**Given data**
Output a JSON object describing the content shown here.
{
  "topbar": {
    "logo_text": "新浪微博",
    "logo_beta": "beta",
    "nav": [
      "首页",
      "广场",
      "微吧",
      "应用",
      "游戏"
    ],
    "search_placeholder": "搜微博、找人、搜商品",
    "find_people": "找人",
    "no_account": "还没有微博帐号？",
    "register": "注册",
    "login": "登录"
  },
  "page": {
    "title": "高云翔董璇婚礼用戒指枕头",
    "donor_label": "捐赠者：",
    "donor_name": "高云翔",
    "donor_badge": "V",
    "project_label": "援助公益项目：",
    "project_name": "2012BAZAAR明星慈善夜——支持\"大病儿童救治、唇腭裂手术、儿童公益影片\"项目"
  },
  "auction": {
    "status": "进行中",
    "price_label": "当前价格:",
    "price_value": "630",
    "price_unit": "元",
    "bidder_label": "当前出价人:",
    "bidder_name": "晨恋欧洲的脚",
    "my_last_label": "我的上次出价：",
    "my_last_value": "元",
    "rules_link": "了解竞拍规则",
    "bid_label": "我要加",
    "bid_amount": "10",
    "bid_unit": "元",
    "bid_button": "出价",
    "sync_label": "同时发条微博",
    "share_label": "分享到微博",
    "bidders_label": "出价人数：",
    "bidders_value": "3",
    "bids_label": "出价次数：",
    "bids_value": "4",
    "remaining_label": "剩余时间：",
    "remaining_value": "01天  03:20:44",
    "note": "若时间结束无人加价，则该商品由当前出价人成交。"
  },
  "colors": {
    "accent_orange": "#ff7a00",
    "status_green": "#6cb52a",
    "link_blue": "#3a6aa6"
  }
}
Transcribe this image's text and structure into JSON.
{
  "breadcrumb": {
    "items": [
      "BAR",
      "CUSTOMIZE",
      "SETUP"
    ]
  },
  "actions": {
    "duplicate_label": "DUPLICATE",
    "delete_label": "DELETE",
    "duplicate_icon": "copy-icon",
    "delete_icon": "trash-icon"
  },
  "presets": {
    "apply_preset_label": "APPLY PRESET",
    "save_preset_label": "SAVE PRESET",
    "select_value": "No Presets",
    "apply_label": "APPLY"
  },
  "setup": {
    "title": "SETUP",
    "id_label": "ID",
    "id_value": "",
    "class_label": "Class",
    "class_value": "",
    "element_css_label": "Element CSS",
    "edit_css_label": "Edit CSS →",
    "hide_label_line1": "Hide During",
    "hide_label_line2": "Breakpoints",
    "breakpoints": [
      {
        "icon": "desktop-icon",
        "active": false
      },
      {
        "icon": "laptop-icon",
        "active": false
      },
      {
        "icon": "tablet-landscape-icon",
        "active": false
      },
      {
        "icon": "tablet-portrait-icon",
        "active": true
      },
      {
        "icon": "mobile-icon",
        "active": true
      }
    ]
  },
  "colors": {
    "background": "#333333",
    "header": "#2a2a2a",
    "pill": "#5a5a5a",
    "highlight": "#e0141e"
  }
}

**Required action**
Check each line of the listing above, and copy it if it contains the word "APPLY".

**Result for this task**
    "apply_preset_label": "APPLY PRESET",
    "apply_label": "APPLY"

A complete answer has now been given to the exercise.